Logistics and supply chains are an important source of cost savings for businesses undertaking internal divisional mergers or rationalising and optimising their transport and warehousing networks.
They also help to fund investment decisions in M&A by delivering cost savings through the integration of multiple logistics networks. Unfortunately, however, many savings plans are too often based on dubious industry benchmarks and have not been subject to sufficient due diligence. In these circumstances, they fail to deliver on planned and committed savings. And they can in the worst cases put the whole business performance at risk and create reputational damage.
Transforming Supply Chains is inherently challenging
From commercial and operational experience, insufficient due diligence of the basics and under-resourcing of change management programmes are high on the list of major risk factors. We have seen many examples over the years of ambitious cost-saving projects which are built on over-optimistic assumptions that have not been properly validated through operational experience. In addition, not enough attention is paid to the implications of cost savings objectives on customer service or of the actual capacity and performance of logistics operations to absorb change in meaningful timescales.

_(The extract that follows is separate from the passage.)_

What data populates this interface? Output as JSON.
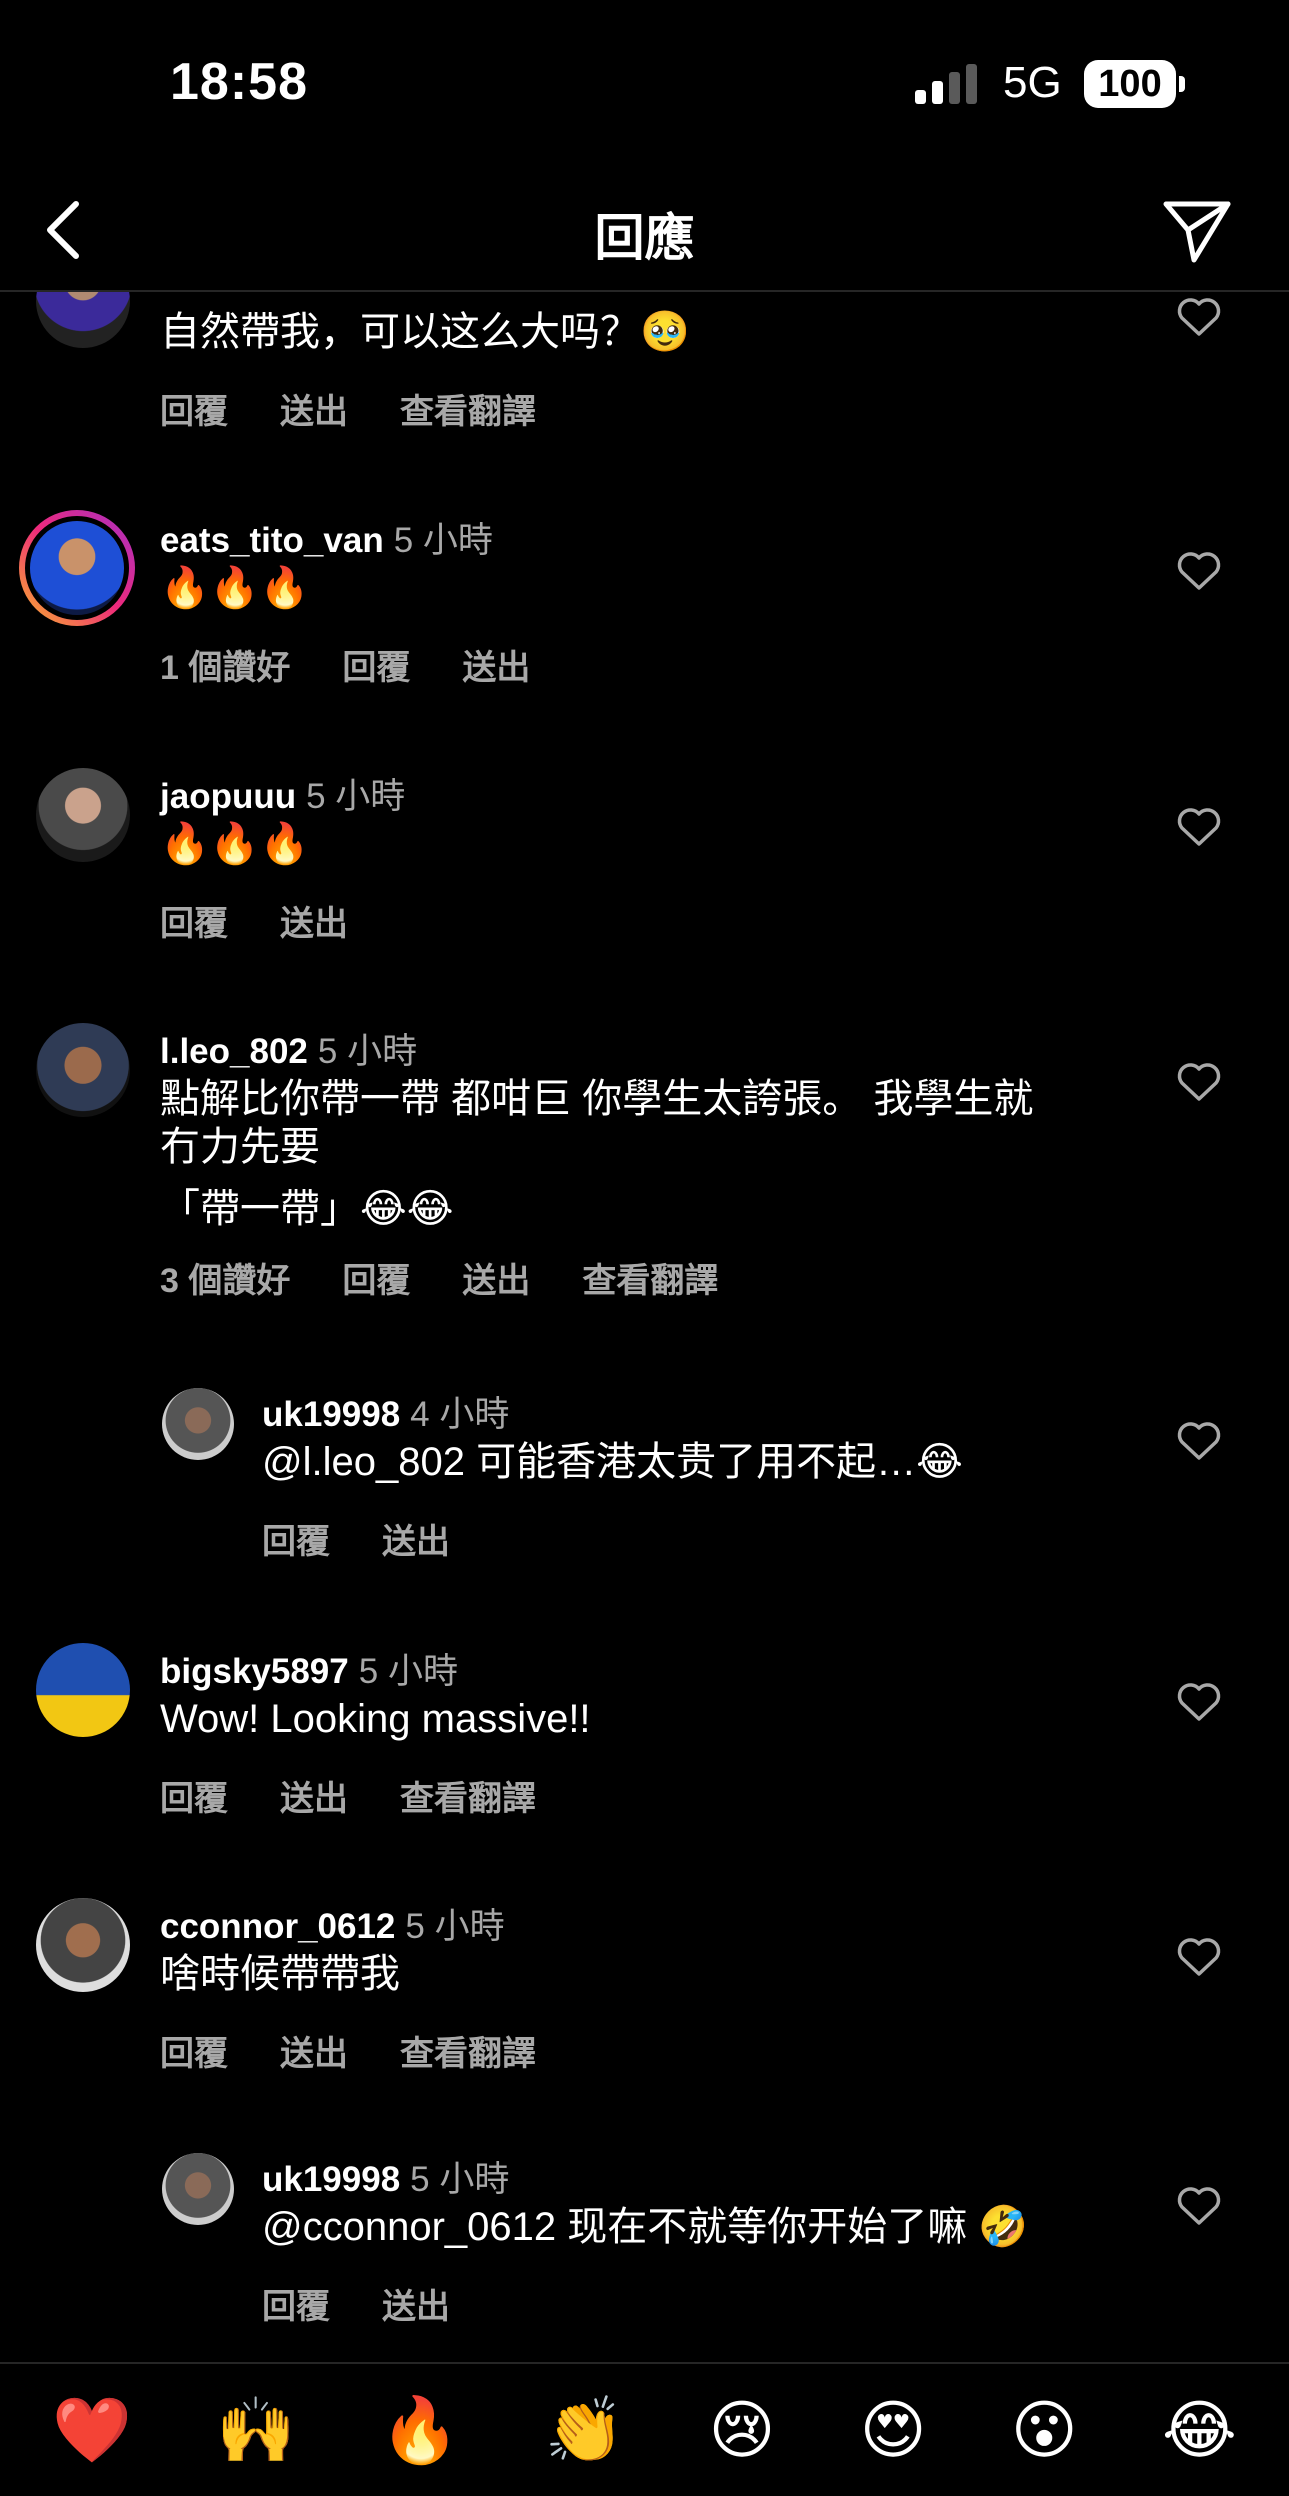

This results in a business case for change founded on unrealistic savings numbers with a real risk that the business performance itself could be damaged in the change.
Savings potential – the devil is in the detail.
So, to assess the risk of missed savings targets and operational disruption, access is needed to detailed data and live logistics operations. The devil really is in the detail in logistics and supply chain operations. The best due diligence reviews strike the right balance between effective risk management and realising savings opportunities.
Investors and management are looking to build confidence in the likelihood of a successful outcome. This comes in part from lowering the investment risks through a better understanding of the operational capacity and capability of the logistics and supply chain operations.
Some typical questions are as follows:
- What opportunities are there for cost savings and reductions in working capital?
- Does the organisation have the ability to deliver them in practice and what do we need to do to achieve our objectives and in what timescales?
- If we reduce the time expected for implementation, what are the risks and how do we mitigate them? What value is there in outsourcing or insourcing transport and warehousing?
- How much inventory do we need to achieve target service levels?
- If we reduce stocks, how we do we do it and what risks are there to customer service?
- What spare capacity is there in the current operations and how can we improve our productivity and service?
- What role if any does automation play in improving efficiency and at what cost?
- How effective are the IT Systems and Technology in support of efficient operations?
- How scalable are the current operations?
- If we have to add capacity, when and how should we do it cost-effectively?
The essential components of risk-saving strategies.
Logistics operations are at the sharp end of long and often complex supply chains.
Significant variations in supply and demand combined with ever-increasing customer service levels can make them highly pressurised environments in which to work. In our experience, the main problems usually come from a lack of capacity in the logistics operation to absorb additional stock and throughput volumes and from unrealistic expectations about the pace of change achievable in complex distribution networks.
It’s like a continuously moving elevator – not so easy to step off mid-journey without risk of injury to ourselves and other passengers. Supply Chains also require collaboration amongst a number of different groups which cut right across internal and external management boundaries: internal company functions, suppliers, sub-contractors, outsourcing partners, and customers most important of all. Understanding how all the parts fit together and where the pinch points lie is a critical part of reducing the risks on implementation.
In practice, no implementation is without challenges, some foreseen and others unforeseen, especially in volatile marketplaces. This is one area where lining up back-up resources and contingencies and acting decisively and quickly when problems arise becomes essential to mitigate the risk of even bigger cost overruns.
So, careful implementation planning and effective resourcing of implementation are an essential component of effective cost-saving strategies. Without it, there is a high risk that savings targets will not be achieved and, worse still, customer service is compromised with consequent risks to market share.
Due diligence reviews help define the opportunities, identify the pitfalls and the critical success factors.
Due diligence of cost savings objectives and plans can go a long way towards generating sustainable cost savings and managing the risks on implementation. It also usually throws up alternative options or variations to existing plans which can reduce the risk while maximizing the return. The same process applies in principle if you are considering what logistics and supply chain cost savings opportunities there are within your business.
Experience shows that more effort upfront more than pays for itself by validating savings delivery targets and ensuring the changes that you plan to make are practical and actually work.